__EXERCISE DETAILS__: The reply should hold every line of the listing exactly, and none of its images.

..............................

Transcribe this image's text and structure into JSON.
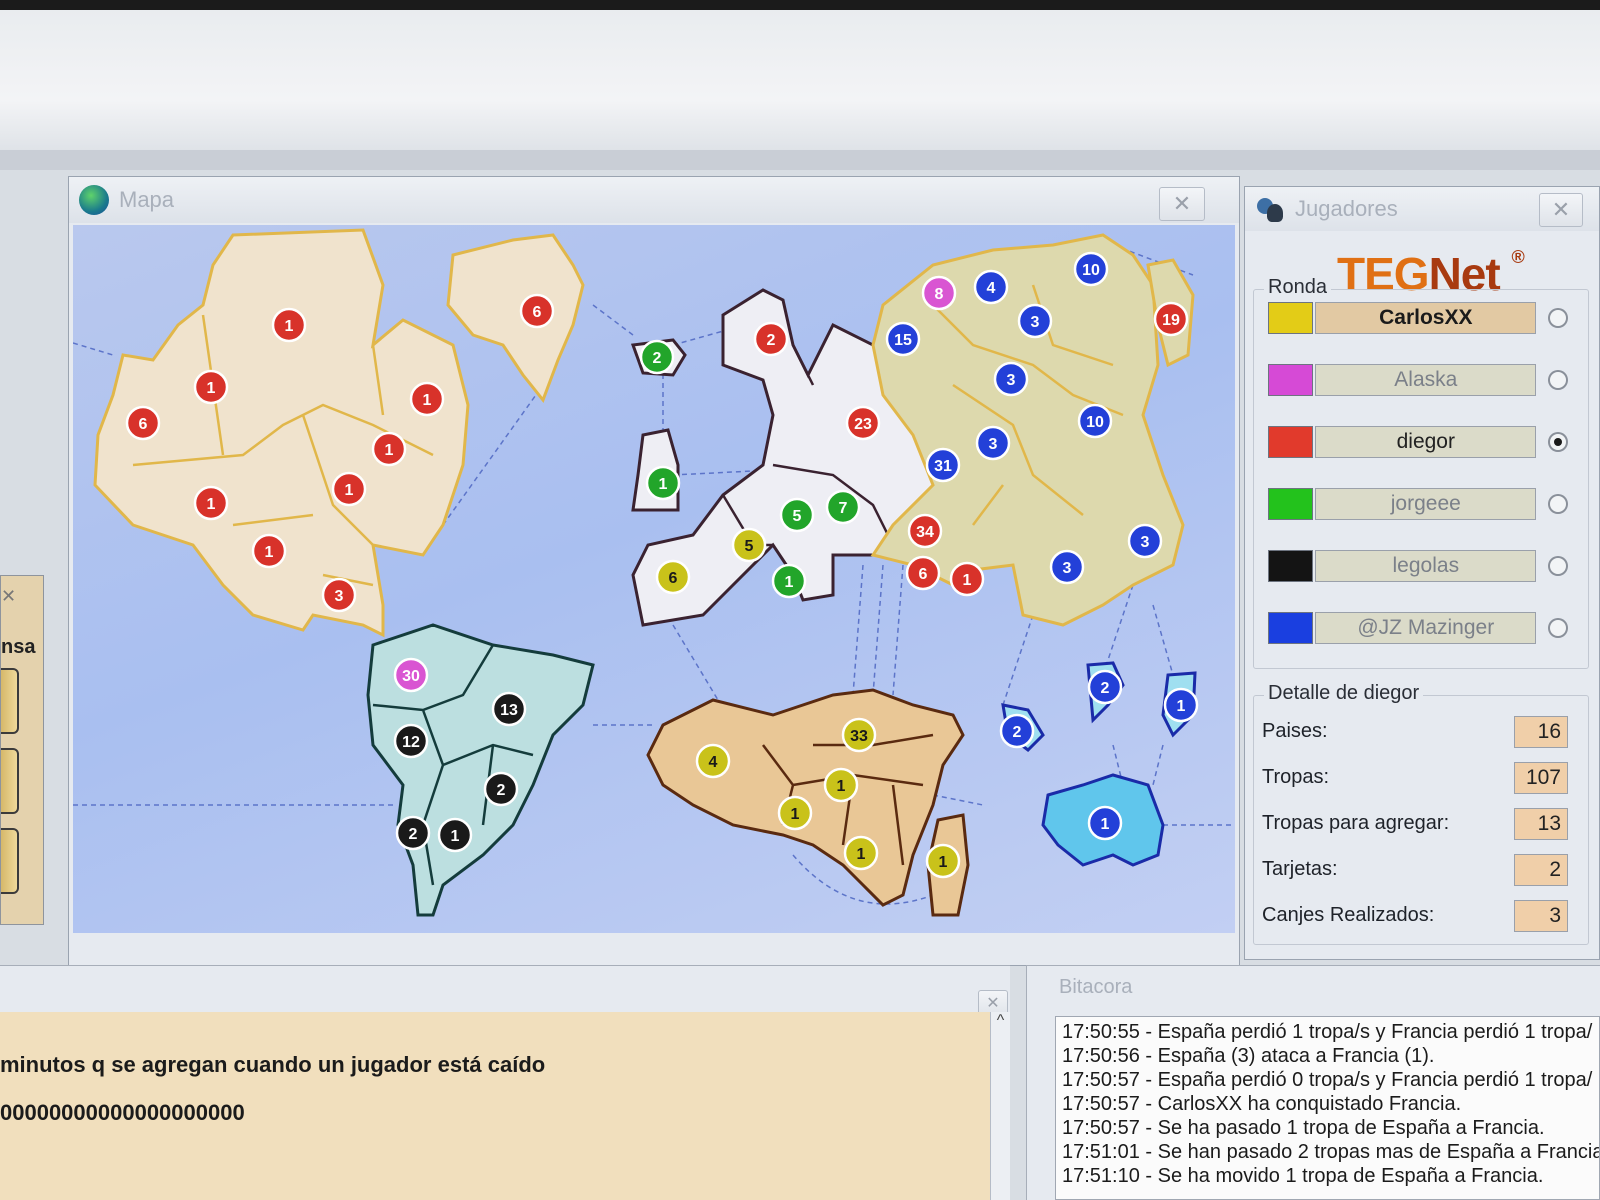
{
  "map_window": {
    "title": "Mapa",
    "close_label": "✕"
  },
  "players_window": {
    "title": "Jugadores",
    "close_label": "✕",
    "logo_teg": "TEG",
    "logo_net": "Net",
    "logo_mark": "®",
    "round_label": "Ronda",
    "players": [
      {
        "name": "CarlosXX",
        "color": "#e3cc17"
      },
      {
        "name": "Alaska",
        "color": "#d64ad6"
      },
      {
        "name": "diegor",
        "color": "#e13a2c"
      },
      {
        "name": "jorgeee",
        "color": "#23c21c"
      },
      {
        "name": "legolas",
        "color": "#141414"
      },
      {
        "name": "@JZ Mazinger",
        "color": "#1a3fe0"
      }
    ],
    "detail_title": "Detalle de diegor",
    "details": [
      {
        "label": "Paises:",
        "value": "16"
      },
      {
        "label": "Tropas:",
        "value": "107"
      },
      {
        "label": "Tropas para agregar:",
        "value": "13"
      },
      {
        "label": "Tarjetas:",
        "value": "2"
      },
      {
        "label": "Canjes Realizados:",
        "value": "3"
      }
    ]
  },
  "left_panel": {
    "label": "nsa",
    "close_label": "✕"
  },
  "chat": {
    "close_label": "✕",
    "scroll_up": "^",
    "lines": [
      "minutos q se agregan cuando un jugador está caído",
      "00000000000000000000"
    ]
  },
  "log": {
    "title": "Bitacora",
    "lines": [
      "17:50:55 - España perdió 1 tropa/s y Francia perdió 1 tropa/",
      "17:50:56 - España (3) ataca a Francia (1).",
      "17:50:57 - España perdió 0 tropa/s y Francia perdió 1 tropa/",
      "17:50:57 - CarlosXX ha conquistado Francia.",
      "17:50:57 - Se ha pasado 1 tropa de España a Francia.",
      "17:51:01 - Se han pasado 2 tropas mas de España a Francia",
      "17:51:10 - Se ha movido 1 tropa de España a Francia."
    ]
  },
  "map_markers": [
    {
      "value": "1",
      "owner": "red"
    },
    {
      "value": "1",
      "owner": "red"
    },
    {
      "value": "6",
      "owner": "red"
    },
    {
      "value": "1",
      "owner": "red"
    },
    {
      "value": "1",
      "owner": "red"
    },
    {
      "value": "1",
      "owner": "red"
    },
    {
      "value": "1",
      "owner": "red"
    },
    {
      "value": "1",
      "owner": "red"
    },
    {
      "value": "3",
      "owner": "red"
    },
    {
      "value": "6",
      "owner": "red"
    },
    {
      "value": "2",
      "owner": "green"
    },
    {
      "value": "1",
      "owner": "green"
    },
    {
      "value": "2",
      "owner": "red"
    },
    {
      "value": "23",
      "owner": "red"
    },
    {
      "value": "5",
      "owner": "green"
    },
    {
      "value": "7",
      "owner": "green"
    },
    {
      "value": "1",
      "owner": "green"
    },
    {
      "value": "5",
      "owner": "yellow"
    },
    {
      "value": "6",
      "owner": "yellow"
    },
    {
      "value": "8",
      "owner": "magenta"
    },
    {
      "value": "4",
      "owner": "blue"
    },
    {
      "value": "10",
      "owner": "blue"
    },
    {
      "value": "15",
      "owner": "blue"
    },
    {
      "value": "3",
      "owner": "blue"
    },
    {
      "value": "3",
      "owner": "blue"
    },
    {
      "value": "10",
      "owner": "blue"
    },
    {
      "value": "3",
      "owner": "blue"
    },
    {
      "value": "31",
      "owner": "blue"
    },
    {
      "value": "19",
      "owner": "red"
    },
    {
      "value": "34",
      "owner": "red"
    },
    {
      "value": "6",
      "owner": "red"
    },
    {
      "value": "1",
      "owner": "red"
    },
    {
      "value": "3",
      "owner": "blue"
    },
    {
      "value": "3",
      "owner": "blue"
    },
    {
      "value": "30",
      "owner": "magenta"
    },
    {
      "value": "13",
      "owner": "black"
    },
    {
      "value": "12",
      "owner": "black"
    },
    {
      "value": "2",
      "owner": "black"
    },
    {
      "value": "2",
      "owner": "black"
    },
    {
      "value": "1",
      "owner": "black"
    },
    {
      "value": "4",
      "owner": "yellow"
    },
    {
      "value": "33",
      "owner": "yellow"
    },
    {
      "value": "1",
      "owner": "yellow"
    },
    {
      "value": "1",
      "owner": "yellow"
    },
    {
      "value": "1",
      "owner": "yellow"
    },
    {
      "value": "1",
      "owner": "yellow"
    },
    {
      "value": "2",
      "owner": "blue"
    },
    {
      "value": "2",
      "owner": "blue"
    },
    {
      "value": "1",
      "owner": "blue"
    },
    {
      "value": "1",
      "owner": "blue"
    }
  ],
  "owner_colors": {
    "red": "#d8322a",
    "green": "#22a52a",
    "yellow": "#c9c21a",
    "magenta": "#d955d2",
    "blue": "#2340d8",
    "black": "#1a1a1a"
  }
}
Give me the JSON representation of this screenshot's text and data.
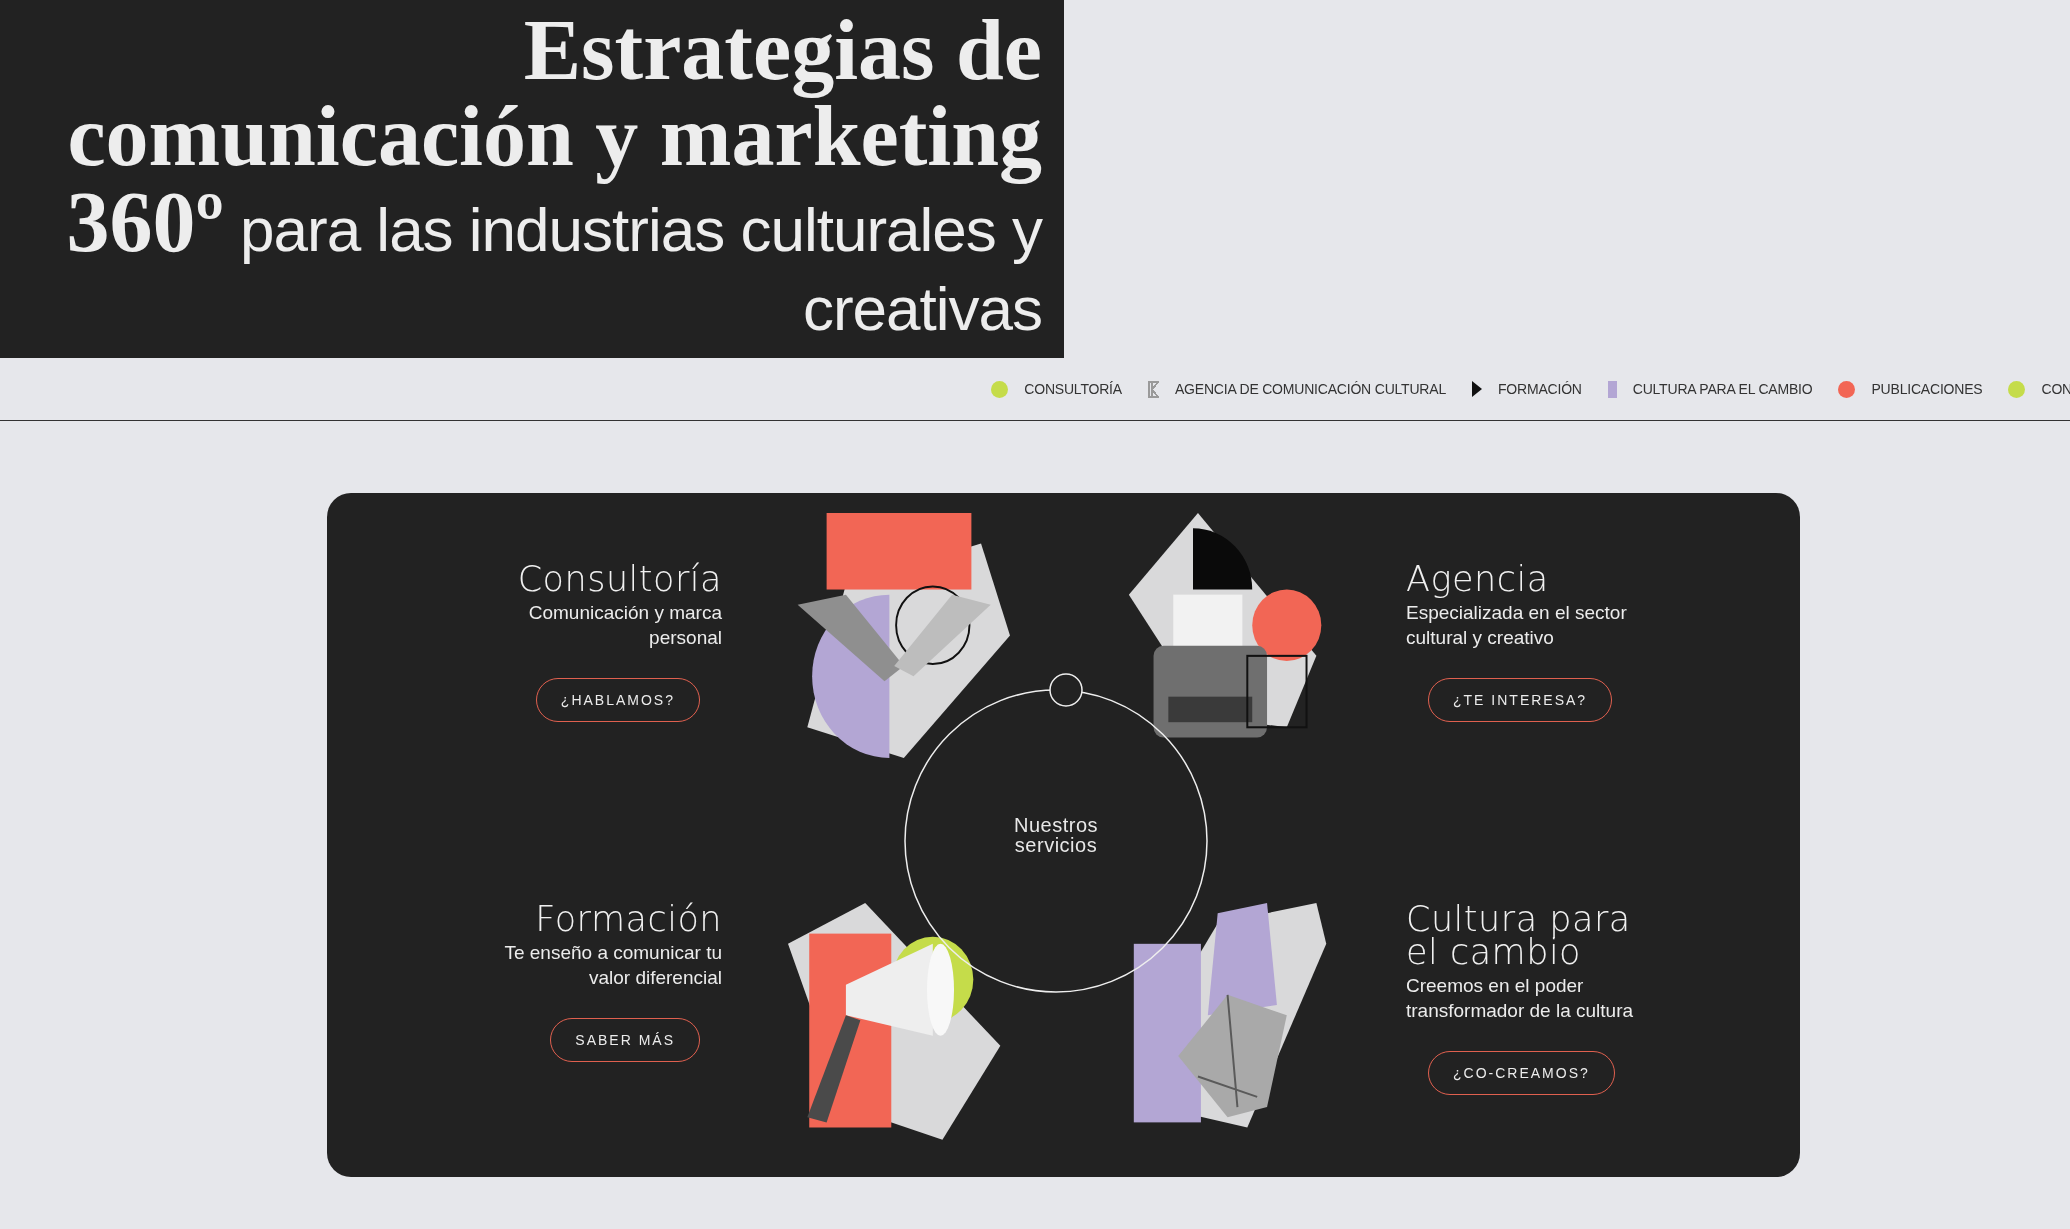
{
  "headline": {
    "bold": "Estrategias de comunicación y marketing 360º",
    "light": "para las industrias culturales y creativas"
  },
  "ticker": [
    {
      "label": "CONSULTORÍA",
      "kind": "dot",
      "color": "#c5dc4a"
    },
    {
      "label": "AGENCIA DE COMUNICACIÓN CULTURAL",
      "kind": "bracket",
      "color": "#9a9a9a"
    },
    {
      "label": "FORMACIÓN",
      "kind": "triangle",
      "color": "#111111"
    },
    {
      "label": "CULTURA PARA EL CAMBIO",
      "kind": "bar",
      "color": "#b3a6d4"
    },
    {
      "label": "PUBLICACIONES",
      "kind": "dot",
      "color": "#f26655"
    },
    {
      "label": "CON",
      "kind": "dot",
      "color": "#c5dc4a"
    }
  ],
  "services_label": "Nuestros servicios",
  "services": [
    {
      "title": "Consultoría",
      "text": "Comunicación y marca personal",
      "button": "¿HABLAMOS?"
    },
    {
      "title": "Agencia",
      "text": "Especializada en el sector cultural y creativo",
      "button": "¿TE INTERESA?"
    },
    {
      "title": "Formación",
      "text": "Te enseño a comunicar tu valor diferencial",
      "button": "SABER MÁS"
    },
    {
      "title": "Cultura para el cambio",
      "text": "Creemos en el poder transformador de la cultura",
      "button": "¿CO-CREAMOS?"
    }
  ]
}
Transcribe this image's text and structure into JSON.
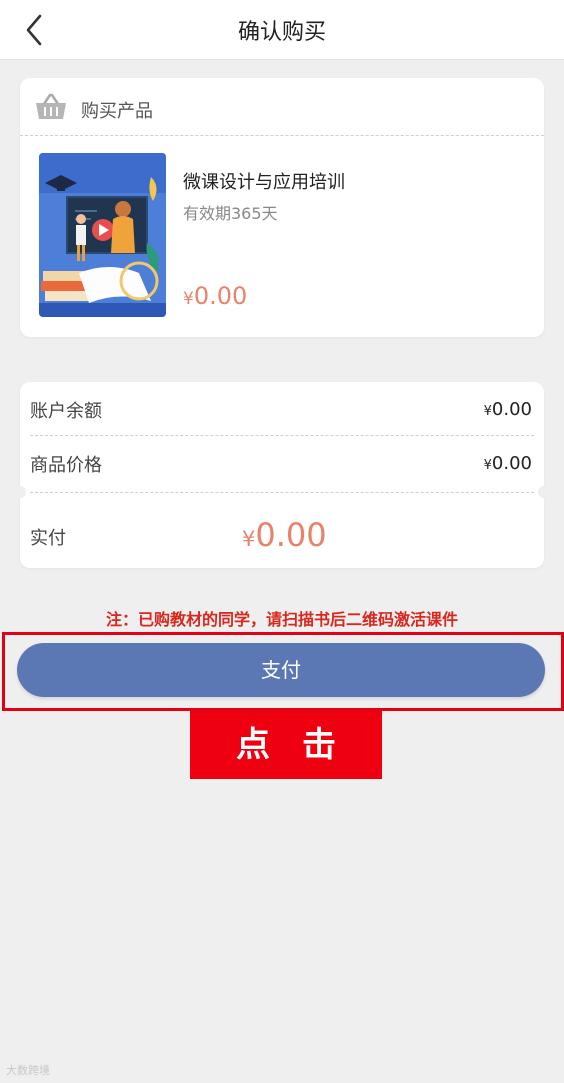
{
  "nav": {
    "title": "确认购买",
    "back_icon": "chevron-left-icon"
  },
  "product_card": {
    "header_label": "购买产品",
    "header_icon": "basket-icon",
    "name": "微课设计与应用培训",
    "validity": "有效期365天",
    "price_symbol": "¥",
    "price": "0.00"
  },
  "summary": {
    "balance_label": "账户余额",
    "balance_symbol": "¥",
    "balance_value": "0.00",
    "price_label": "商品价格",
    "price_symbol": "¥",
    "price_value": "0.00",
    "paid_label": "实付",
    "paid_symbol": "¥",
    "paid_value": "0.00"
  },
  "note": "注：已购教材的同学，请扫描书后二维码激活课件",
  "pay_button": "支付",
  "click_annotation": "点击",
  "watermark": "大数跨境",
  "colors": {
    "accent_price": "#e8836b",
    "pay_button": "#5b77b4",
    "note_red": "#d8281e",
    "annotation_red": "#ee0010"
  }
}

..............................

__RESULT__:
Transcribe this image's text and structure into JSON.
{
  "map_window": {
    "title": "Mapa",
    "close_label": "✕"
  },
  "players_window": {
    "title": "Jugadores",
    "close_label": "✕",
    "logo_teg": "TEG",
    "logo_net": "Net",
    "logo_mark": "®",
    "round_label": "Ronda",
    "players": [
      {
        "name": "CarlosXX",
        "color": "#e3cc17"
      },
      {
        "name": "Alaska",
        "color": "#d64ad6"
      },
      {
        "name": "diegor",
        "color": "#e13a2c"
      },
      {
        "name": "jorgeee",
        "color": "#23c21c"
      },
      {
        "name": "legolas",
        "color": "#141414"
      },
      {
        "name": "@JZ Mazinger",
        "color": "#1a3fe0"
      }
    ],
    "detail_title": "Detalle de diegor",
    "details": [
      {
        "label": "Paises:",
        "value": "16"
      },
      {
        "label": "Tropas:",
        "value": "107"
      },
      {
        "label": "Tropas para agregar:",
        "value": "13"
      },
      {
        "label": "Tarjetas:",
        "value": "2"
      },
      {
        "label": "Canjes Realizados:",
        "value": "3"
      }
    ]
  },
  "left_panel": {
    "label": "nsa",
    "close_label": "✕"
  },
  "chat": {
    "close_label": "✕",
    "scroll_up": "^",
    "lines": [
      "minutos q se agregan cuando un jugador está caído",
      "00000000000000000000"
    ]
  },
  "log": {
    "title": "Bitacora",
    "lines": [
      "17:50:55 - España perdió 1 tropa/s y Francia perdió 1 tropa/",
      "17:50:56 - España (3) ataca a Francia (1).",
      "17:50:57 - España perdió 0 tropa/s y Francia perdió 1 tropa/",
      "17:50:57 - CarlosXX ha conquistado Francia.",
      "17:50:57 - Se ha pasado 1 tropa de España a Francia.",
      "17:51:01 - Se han pasado 2 tropas mas de España a Francia",
      "17:51:10 - Se ha movido 1 tropa de España a Francia."
    ]
  },
  "map_markers": [
    {
      "value": "1",
      "owner": "red"
    },
    {
      "value": "1",
      "owner": "red"
    },
    {
      "value": "6",
      "owner": "red"
    },
    {
      "value": "1",
      "owner": "red"
    },
    {
      "value": "1",
      "owner": "red"
    },
    {
      "value": "1",
      "owner": "red"
    },
    {
      "value": "1",
      "owner": "red"
    },
    {
      "value": "1",
      "owner": "red"
    },
    {
      "value": "3",
      "owner": "red"
    },
    {
      "value": "6",
      "owner": "red"
    },
    {
      "value": "2",
      "owner": "green"
    },
    {
      "value": "1",
      "owner": "green"
    },
    {
      "value": "2",
      "owner": "red"
    },
    {
      "value": "23",
      "owner": "red"
    },
    {
      "value": "5",
      "owner": "green"
    },
    {
      "value": "7",
      "owner": "green"
    },
    {
      "value": "1",
      "owner": "green"
    },
    {
      "value": "5",
      "owner": "yellow"
    },
    {
      "value": "6",
      "owner": "yellow"
    },
    {
      "value": "8",
      "owner": "magenta"
    },
    {
      "value": "4",
      "owner": "blue"
    },
    {
      "value": "10",
      "owner": "blue"
    },
    {
      "value": "15",
      "owner": "blue"
    },
    {
      "value": "3",
      "owner": "blue"
    },
    {
      "value": "3",
      "owner": "blue"
    },
    {
      "value": "10",
      "owner": "blue"
    },
    {
      "value": "3",
      "owner": "blue"
    },
    {
      "value": "31",
      "owner": "blue"
    },
    {
      "value": "19",
      "owner": "red"
    },
    {
      "value": "34",
      "owner": "red"
    },
    {
      "value": "6",
      "owner": "red"
    },
    {
      "value": "1",
      "owner": "red"
    },
    {
      "value": "3",
      "owner": "blue"
    },
    {
      "value": "3",
      "owner": "blue"
    },
    {
      "value": "30",
      "owner": "magenta"
    },
    {
      "value": "13",
      "owner": "black"
    },
    {
      "value": "12",
      "owner": "black"
    },
    {
      "value": "2",
      "owner": "black"
    },
    {
      "value": "2",
      "owner": "black"
    },
    {
      "value": "1",
      "owner": "black"
    },
    {
      "value": "4",
      "owner": "yellow"
    },
    {
      "value": "33",
      "owner": "yellow"
    },
    {
      "value": "1",
      "owner": "yellow"
    },
    {
      "value": "1",
      "owner": "yellow"
    },
    {
      "value": "1",
      "owner": "yellow"
    },
    {
      "value": "1",
      "owner": "yellow"
    },
    {
      "value": "2",
      "owner": "blue"
    },
    {
      "value": "2",
      "owner": "blue"
    },
    {
      "value": "1",
      "owner": "blue"
    },
    {
      "value": "1",
      "owner": "blue"
    }
  ],
  "owner_colors": {
    "red": "#d8322a",
    "green": "#22a52a",
    "yellow": "#c9c21a",
    "magenta": "#d955d2",
    "blue": "#2340d8",
    "black": "#1a1a1a"
  }
}
Give me the JSON representation of this screenshot's text and data.
{
  "headline": {
    "bold": "Estrategias de comunicación y marketing 360º",
    "light": "para las industrias culturales y creativas"
  },
  "ticker": [
    {
      "label": "CONSULTORÍA",
      "kind": "dot",
      "color": "#c5dc4a"
    },
    {
      "label": "AGENCIA DE COMUNICACIÓN CULTURAL",
      "kind": "bracket",
      "color": "#9a9a9a"
    },
    {
      "label": "FORMACIÓN",
      "kind": "triangle",
      "color": "#111111"
    },
    {
      "label": "CULTURA PARA EL CAMBIO",
      "kind": "bar",
      "color": "#b3a6d4"
    },
    {
      "label": "PUBLICACIONES",
      "kind": "dot",
      "color": "#f26655"
    },
    {
      "label": "CON",
      "kind": "dot",
      "color": "#c5dc4a"
    }
  ],
  "services_label": "Nuestros servicios",
  "services": [
    {
      "title": "Consultoría",
      "text": "Comunicación y marca personal",
      "button": "¿HABLAMOS?"
    },
    {
      "title": "Agencia",
      "text": "Especializada en el sector cultural y creativo",
      "button": "¿TE INTERESA?"
    },
    {
      "title": "Formación",
      "text": "Te enseño a comunicar tu valor diferencial",
      "button": "SABER MÁS"
    },
    {
      "title": "Cultura para el cambio",
      "text": "Creemos en el poder transformador de la cultura",
      "button": "¿CO-CREAMOS?"
    }
  ]
}
Transcribe this image's text and structure into JSON.
{
  "nav": {
    "title": "确认购买",
    "back_icon": "chevron-left-icon"
  },
  "product_card": {
    "header_label": "购买产品",
    "header_icon": "basket-icon",
    "name": "微课设计与应用培训",
    "validity": "有效期365天",
    "price_symbol": "¥",
    "price": "0.00"
  },
  "summary": {
    "balance_label": "账户余额",
    "balance_symbol": "¥",
    "balance_value": "0.00",
    "price_label": "商品价格",
    "price_symbol": "¥",
    "price_value": "0.00",
    "paid_label": "实付",
    "paid_symbol": "¥",
    "paid_value": "0.00"
  },
  "note": "注：已购教材的同学，请扫描书后二维码激活课件",
  "pay_button": "支付",
  "click_annotation": "点击",
  "watermark": "大数跨境",
  "colors": {
    "accent_price": "#e8836b",
    "pay_button": "#5b77b4",
    "note_red": "#d8281e",
    "annotation_red": "#ee0010"
  }
}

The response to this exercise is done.